Start of Data in this exercise
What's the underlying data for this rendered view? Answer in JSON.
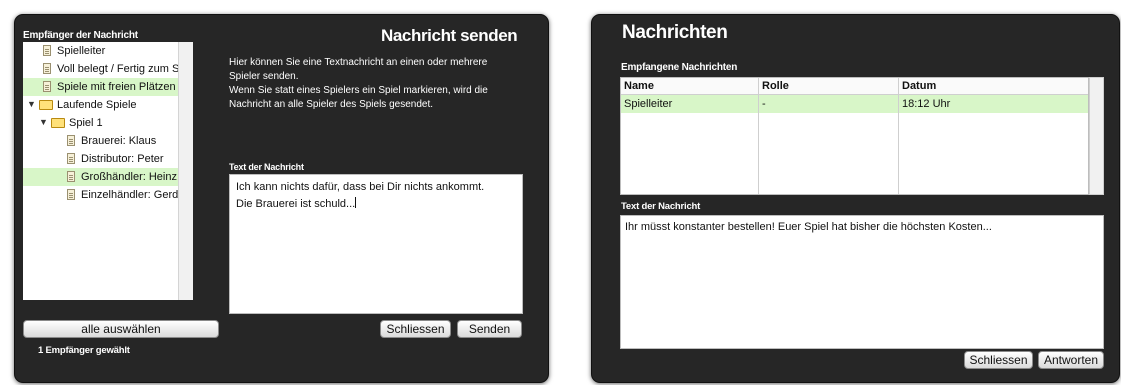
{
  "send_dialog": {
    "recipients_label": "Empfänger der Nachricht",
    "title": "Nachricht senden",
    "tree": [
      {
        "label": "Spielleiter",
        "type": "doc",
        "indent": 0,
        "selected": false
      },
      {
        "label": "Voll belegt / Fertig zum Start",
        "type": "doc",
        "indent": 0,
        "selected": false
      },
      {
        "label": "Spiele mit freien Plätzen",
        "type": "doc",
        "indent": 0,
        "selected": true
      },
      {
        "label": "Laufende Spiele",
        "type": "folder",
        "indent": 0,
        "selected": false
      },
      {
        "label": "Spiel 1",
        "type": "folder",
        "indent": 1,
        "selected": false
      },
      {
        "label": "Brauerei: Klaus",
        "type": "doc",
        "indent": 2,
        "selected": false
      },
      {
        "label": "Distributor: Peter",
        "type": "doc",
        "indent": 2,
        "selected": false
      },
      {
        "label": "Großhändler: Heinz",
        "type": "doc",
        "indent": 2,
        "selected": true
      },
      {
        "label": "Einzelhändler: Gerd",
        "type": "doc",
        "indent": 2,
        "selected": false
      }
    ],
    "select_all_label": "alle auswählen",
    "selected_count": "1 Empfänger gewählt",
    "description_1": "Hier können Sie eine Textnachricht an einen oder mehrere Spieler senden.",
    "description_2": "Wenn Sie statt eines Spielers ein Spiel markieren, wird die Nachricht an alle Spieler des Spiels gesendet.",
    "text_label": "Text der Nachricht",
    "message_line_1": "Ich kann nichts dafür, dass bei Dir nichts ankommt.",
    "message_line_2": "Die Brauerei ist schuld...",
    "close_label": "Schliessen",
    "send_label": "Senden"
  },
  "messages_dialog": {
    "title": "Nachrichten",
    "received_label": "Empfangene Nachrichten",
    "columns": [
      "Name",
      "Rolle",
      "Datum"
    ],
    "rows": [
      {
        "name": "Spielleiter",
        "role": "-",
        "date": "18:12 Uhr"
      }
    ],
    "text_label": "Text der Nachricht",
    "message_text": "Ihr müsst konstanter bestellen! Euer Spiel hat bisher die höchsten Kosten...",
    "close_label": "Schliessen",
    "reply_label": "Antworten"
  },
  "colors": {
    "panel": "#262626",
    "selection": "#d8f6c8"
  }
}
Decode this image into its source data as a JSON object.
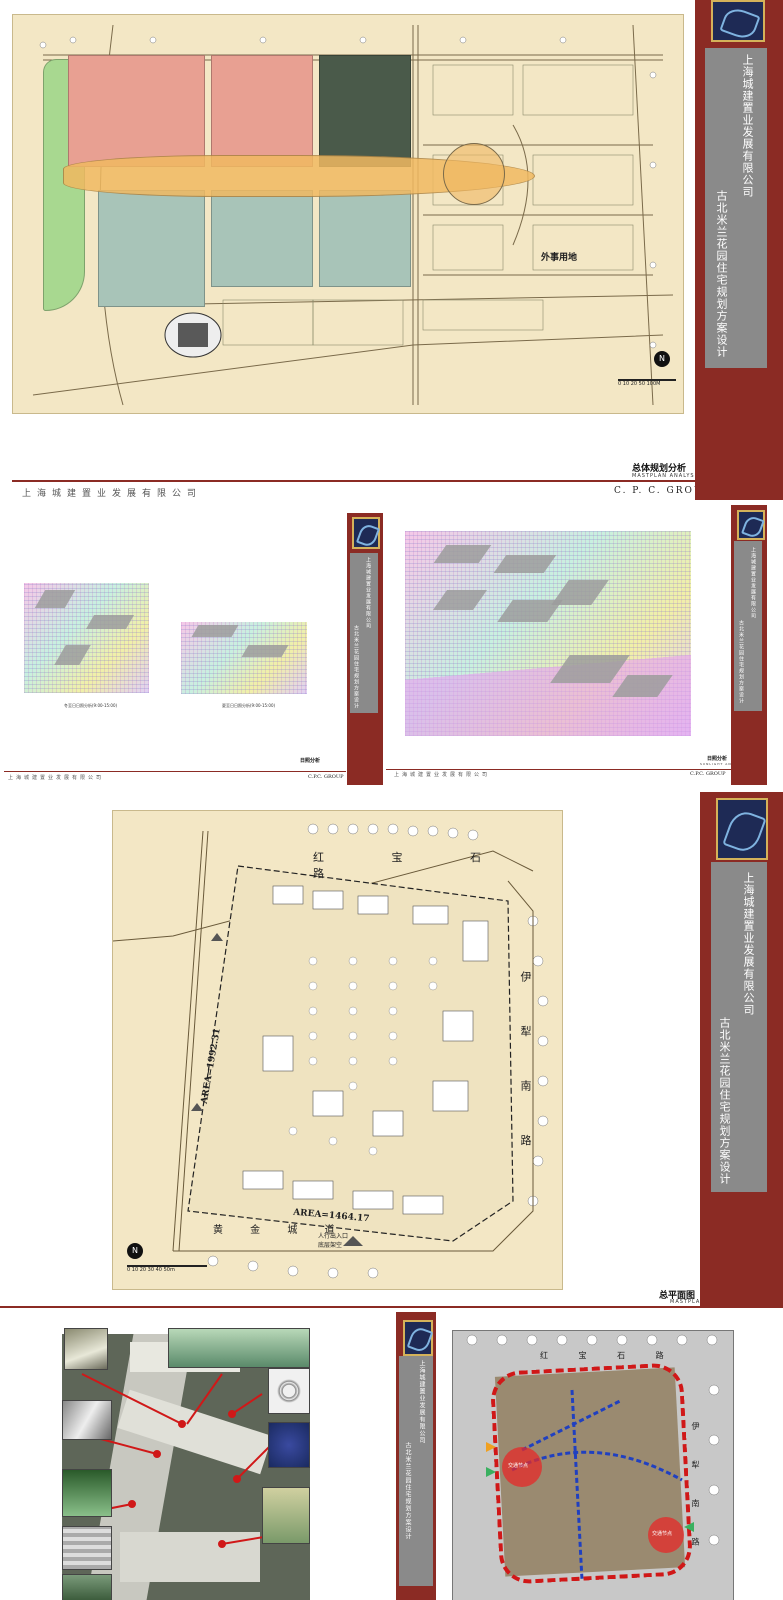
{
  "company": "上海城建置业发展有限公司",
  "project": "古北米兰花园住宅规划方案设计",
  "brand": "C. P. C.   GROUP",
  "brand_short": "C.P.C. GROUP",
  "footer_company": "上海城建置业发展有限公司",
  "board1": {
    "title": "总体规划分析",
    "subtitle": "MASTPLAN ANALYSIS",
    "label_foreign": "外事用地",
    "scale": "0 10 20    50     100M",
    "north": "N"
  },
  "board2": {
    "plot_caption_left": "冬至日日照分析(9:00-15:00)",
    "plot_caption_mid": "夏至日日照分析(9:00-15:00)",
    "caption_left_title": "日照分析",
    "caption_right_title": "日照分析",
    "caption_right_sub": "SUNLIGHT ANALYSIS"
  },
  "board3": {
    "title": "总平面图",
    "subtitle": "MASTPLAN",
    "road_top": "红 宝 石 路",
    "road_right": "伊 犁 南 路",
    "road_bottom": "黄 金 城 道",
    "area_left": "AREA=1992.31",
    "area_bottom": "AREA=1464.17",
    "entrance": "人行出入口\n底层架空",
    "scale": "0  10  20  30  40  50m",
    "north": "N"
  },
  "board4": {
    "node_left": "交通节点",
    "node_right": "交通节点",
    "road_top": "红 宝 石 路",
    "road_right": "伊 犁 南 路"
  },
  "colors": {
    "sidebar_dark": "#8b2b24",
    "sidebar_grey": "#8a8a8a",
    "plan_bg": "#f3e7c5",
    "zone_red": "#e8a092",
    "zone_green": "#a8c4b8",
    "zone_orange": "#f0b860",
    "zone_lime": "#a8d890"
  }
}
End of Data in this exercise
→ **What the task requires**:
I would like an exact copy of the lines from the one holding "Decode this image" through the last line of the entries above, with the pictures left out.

→ **Exercise answer**:
Decode this image into its source data as a JSON object.
{
  "company": "上海城建置业发展有限公司",
  "project": "古北米兰花园住宅规划方案设计",
  "brand": "C. P. C.   GROUP",
  "brand_short": "C.P.C. GROUP",
  "footer_company": "上海城建置业发展有限公司",
  "board1": {
    "title": "总体规划分析",
    "subtitle": "MASTPLAN ANALYSIS",
    "label_foreign": "外事用地",
    "scale": "0 10 20    50     100M",
    "north": "N"
  },
  "board2": {
    "plot_caption_left": "冬至日日照分析(9:00-15:00)",
    "plot_caption_mid": "夏至日日照分析(9:00-15:00)",
    "caption_left_title": "日照分析",
    "caption_right_title": "日照分析",
    "caption_right_sub": "SUNLIGHT ANALYSIS"
  },
  "board3": {
    "title": "总平面图",
    "subtitle": "MASTPLAN",
    "road_top": "红 宝 石 路",
    "road_right": "伊 犁 南 路",
    "road_bottom": "黄 金 城 道",
    "area_left": "AREA=1992.31",
    "area_bottom": "AREA=1464.17",
    "entrance": "人行出入口\n底层架空",
    "scale": "0  10  20  30  40  50m",
    "north": "N"
  },
  "board4": {
    "node_left": "交通节点",
    "node_right": "交通节点",
    "road_top": "红 宝 石 路",
    "road_right": "伊 犁 南 路"
  },
  "colors": {
    "sidebar_dark": "#8b2b24",
    "sidebar_grey": "#8a8a8a",
    "plan_bg": "#f3e7c5",
    "zone_red": "#e8a092",
    "zone_green": "#a8c4b8",
    "zone_orange": "#f0b860",
    "zone_lime": "#a8d890"
  }
}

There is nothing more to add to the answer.